3.17               In ascertaining this amount, the court would consideration of the relevant facts of any given case, and impose a penalty that is proportionate to that conduct, making it unlikely that the maximum penalty would be imposed in every instance. In practice, the maximum amount would only be applied in the most egregious instances of non-compliance.

3.18               Based on the above factors, including the cumulative effect of the nature and severity of the civil penalties in the amendment, these penalties are not ‘criminal’ for the purposes of human rights.

3.19               For the reasons given above, the amendment is consistent with the right to a fair trial.

Conclusion

3.20               To the extent that these amendments limit the rights under Article 14 of the ICCPR, they are compatible with human rights as:

•        the increased penalty amounts are aimed at deterring non-compliance with the code, and not punitive in nature;

•        the maximum penalty amount will only be used in the most egregious instances; and

•        the imposition of high civil penalties are on industry participants who should be reasonably aware of their obligations under the code of conduct.

Amendments to Schedule 4 - Modification power

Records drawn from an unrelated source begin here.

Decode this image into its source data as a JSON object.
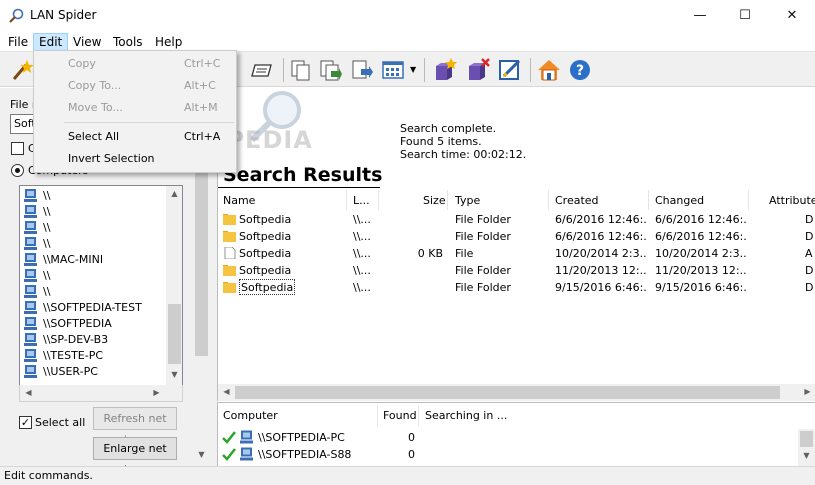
{
  "window": {
    "title": "LAN Spider",
    "minimize": "—",
    "maximize": "☐",
    "close": "✕"
  },
  "menu": [
    "File",
    "Edit",
    "View",
    "Tools",
    "Help"
  ],
  "edit_menu": {
    "items": [
      {
        "label": "Copy",
        "shortcut": "Ctrl+C",
        "enabled": false
      },
      {
        "label": "Copy To...",
        "shortcut": "Alt+C",
        "enabled": false
      },
      {
        "label": "Move To...",
        "shortcut": "Alt+M",
        "enabled": false
      },
      {
        "label": "Select All",
        "shortcut": "Ctrl+A",
        "enabled": true
      },
      {
        "label": "Invert Selection",
        "shortcut": "",
        "enabled": true
      }
    ]
  },
  "toolbar": {
    "icons": [
      "wizard-icon",
      "find-icon",
      "stop-icon",
      "print-icon",
      "export-icon",
      "copy-icon",
      "copy-to-icon",
      "move-to-icon",
      "view-icon",
      "add-icon",
      "remove-icon",
      "edit-icon",
      "home-icon",
      "help-icon"
    ]
  },
  "left": {
    "file_label": "File n",
    "file_value": "Soft",
    "checkbox_label": "C",
    "radio_label": "Computers",
    "computers": [
      "\\\\",
      "\\\\",
      "\\\\",
      "\\\\",
      "\\\\MAC-MINI",
      "\\\\",
      "\\\\",
      "\\\\SOFTPEDIA-TEST",
      "\\\\SOFTPEDIA",
      "\\\\SP-DEV-B3",
      "\\\\TESTE-PC",
      "\\\\USER-PC"
    ],
    "select_all": "Select all",
    "select_all_checked": "✓",
    "refresh_btn": "Refresh net tree",
    "enlarge_btn": "Enlarge net tree"
  },
  "results": {
    "status": [
      "Search complete.",
      "Found 5 items.",
      "Search time: 00:02:12."
    ],
    "title": "Search Results",
    "columns": [
      "Name",
      "L...",
      "Size",
      "Type",
      "Created",
      "Changed",
      "Attributes"
    ],
    "rows": [
      {
        "icon": "folder",
        "name": "Softpedia",
        "loc": "\\\\...",
        "size": "",
        "type": "File Folder",
        "created": "6/6/2016 12:46:...",
        "changed": "6/6/2016 12:46:...",
        "attr": "D"
      },
      {
        "icon": "folder",
        "name": "Softpedia",
        "loc": "\\\\...",
        "size": "",
        "type": "File Folder",
        "created": "6/6/2016 12:46:...",
        "changed": "6/6/2016 12:46:...",
        "attr": "D"
      },
      {
        "icon": "file",
        "name": "Softpedia",
        "loc": "\\\\...",
        "size": "0 KB",
        "type": "File",
        "created": "10/20/2014 2:3...",
        "changed": "10/20/2014 2:3...",
        "attr": "A"
      },
      {
        "icon": "folder",
        "name": "Softpedia",
        "loc": "\\\\...",
        "size": "",
        "type": "File Folder",
        "created": "11/20/2013 12:...",
        "changed": "11/20/2013 12:...",
        "attr": "D"
      },
      {
        "icon": "folder",
        "name": "Softpedia",
        "loc": "\\\\...",
        "size": "",
        "type": "File Folder",
        "created": "9/15/2016 6:46:...",
        "changed": "9/15/2016 6:46:...",
        "attr": "D"
      }
    ]
  },
  "bottom": {
    "columns": [
      "Computer",
      "Found",
      "Searching in ..."
    ],
    "rows": [
      {
        "computer": "\\\\SOFTPEDIA-PC",
        "found": "0",
        "searching": ""
      },
      {
        "computer": "\\\\SOFTPEDIA-S88",
        "found": "0",
        "searching": ""
      }
    ]
  },
  "statusbar": "Edit commands.",
  "watermark": "SOFTPEDIA",
  "colors": {
    "menu_highlight": "#cce8ff",
    "check_green": "#2aa52a",
    "folder": "#f5c542"
  }
}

3.21               Schedule 4 to the Bill, as amended, is compatible with the human rights and freedoms recognised or declared in the international instruments listed in section 3 of the Human Rights (Parliamentary Scrutiny) Act 2011 .

Overview

3.22               Schedule 4 to the Bill, as amended, amends Schedule 5 to the Coronavirus (Measures No. 2) Act to provide a temporary mechanism to change arrangements for meeting information and documentary requirements under Commonwealth legislation, in response to circumstances relating to the Coronavirus. In particular, social distancing measures are expected to cause difficulties with meeting information and documentary requirements, including signature, witnessing and production of documents.

3.23               Under this mechanism, a responsible Minister may determine that provisions in Commonwealth legislation containing particular information or documentary requirements are varied, do not apply or that another provision specified in the determination applies, for a specified time period. The mechanism must not be exercised by a responsible Minister unless the Minister is satisfied that the determination is in response to circumstances relating to the Coronavirus.

3.24               The mechanism is temporary and will be repealed at the end of 31 December 2021. Any determination made under the mechanism will also cease to operate at the end of 31 December 2021.

Human rights implications

3.25               Schedule 4 to the Bill, as amended, does not engage any of the applicable rights or freedoms.

3.26               Each instrument made under the power provided for in Schedule 5 to the Coronavirus (Measures No. 2) Act, amended by Schedule 4 to the Bill, as amended, will be disallowable and will include a human rights compatibility statement assessing the impact of the instrument on human rights and freedoms.

Conclusion

3.27               Schedule 4 to the Bill, as amended, is compatible with human rights as it does not raise any human rights issues.